At least seven people have died in a spate of jihadist-related violence in northern Mozambique, local sources said Tuesday, as the UN said 10,000 people had fled their homes.
Attacks occurred in gas-rich Cabo Delgado province, where jihadists launched a bloody insurgency in 2017, sparking a regional military mission last year that had restored a sense of security.
Four people were beheaded in the remote village of Natupile, terrified residents who fled the area told AFP.
"People from Natupile took photos, so we know it happened," Antonio Kalimuka told AFP by telephone.
"I've already left with my family, but I haven't harvested my fields yet. I'll have to come back once it's safe."
Suspected jihadists last Wednesday killed two workers at an Australian-owned graphite mine, Triton Minerals, the company said.
"Two of our security/caretaker staff were fatally injured," it said in a statement.
The following day, southern African regional military forces staged an attack on insurgents in a forest in Macomia district north of Pemba, the provincial capital.
"During the joint operation, terrorists were killed and other suffered severe injuries," the mission said in a statement.
The military forces suffered one death and six injuries, it added.
The United Nations meanwhile estimated that 10,000 people had fled their homes over the last week.
The total number of displaced varies from month to month, but in May was estimated at more than 730,000 by the UN refugee agency.

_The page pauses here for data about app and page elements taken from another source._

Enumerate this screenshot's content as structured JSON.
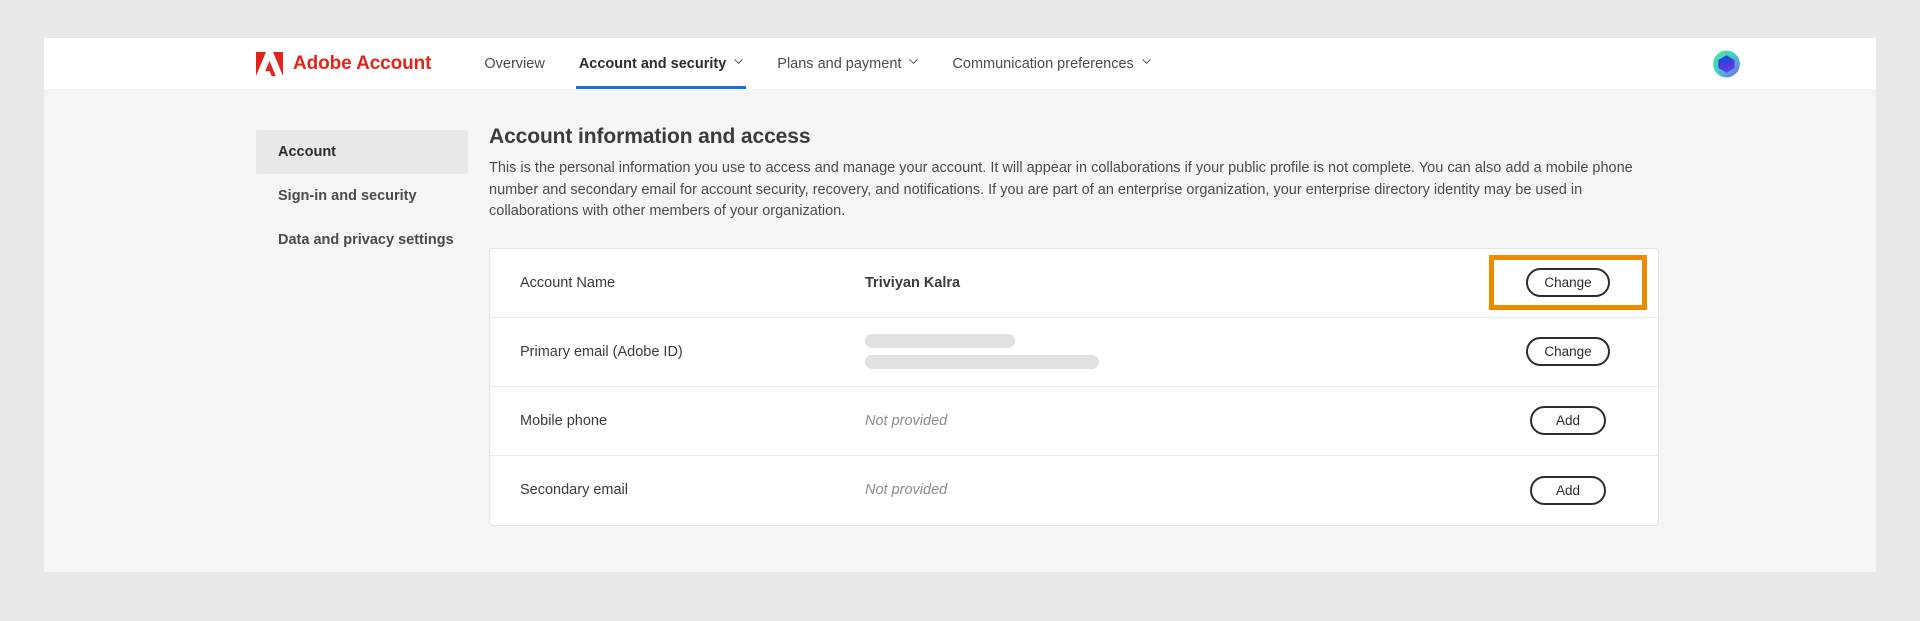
{
  "colors": {
    "adobe_red": "#e1251b",
    "accent_blue": "#1473e6",
    "highlight_orange": "#ed8b00",
    "page_bg": "#f5f5f5",
    "card_bg": "#ffffff",
    "sidebar_selected_bg": "#e8e8e8"
  },
  "topnav": {
    "logo_icon": "adobe-logo-icon",
    "brand": "Adobe Account",
    "items": [
      {
        "label": "Overview",
        "has_caret": false,
        "active": false
      },
      {
        "label": "Account and security",
        "has_caret": true,
        "active": true
      },
      {
        "label": "Plans and payment",
        "has_caret": true,
        "active": false
      },
      {
        "label": "Communication preferences",
        "has_caret": true,
        "active": false
      }
    ],
    "avatar_icon": "user-avatar-icon"
  },
  "sidebar": {
    "items": [
      {
        "label": "Account",
        "selected": true
      },
      {
        "label": "Sign-in and security",
        "selected": false
      },
      {
        "label": "Data and privacy settings",
        "selected": false
      }
    ]
  },
  "main": {
    "title": "Account information and access",
    "description": "This is the personal information you use to access and manage your account. It will appear in collaborations if your public profile is not complete. You can also add a mobile phone number and secondary email for account security, recovery, and notifications. If you are part of an enterprise organization, your enterprise directory identity may be used in collaborations with other members of your organization.",
    "rows": [
      {
        "label": "Account Name",
        "value": "Triviyan Kalra",
        "value_style": "bold",
        "action": "Change",
        "highlighted": true
      },
      {
        "label": "Primary email (Adobe ID)",
        "value": "",
        "value_style": "redacted",
        "action": "Change",
        "highlighted": false
      },
      {
        "label": "Mobile phone",
        "value": "Not provided",
        "value_style": "muted",
        "action": "Add",
        "highlighted": false
      },
      {
        "label": "Secondary email",
        "value": "Not provided",
        "value_style": "muted",
        "action": "Add",
        "highlighted": false
      }
    ]
  }
}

The United States on Tuesday announced aid worth $29.5 million for Mozambique through the UN's World Food Programme as diplomat Victoria Nuland visited the country.
"Displaced people were witness to killings, beheadings, rape, houses being burned, and abductions, and reported the kidnapping of several boys," British charity Save the Children said in a statement.
More than 80 percent of those forced to flee their homes are women and children, it added.
'I can't leave her'
Mariamo Kamal was scrambling to care for her sister who had arrived at her home in Pemba after fleeing unrest in the villages.
"Whether or not we have a place for her, we have to take her in. I can't leave her on the street," Kamal said. "She found me, and she's sick."
More than 4,000 people have been killed in Mozambique since 2017, according to the conflict watchdog ACLED.
Some 3,100 troops from several African countries deployed in Cabo Delgado last June and retook control over much of the territory.
Diplomatic and humanitarian officials say the insurgents have since split into three groups.
One of them staged several attacks this month in Macomia,forcing aid groups to limit their operations.
The unrest has already forced a halt to a $20-billion gas project by France's TotalEnergies -- an investment that had symbolised Mozambique's dreams of using its mineral wealth to lift the nation from poverty.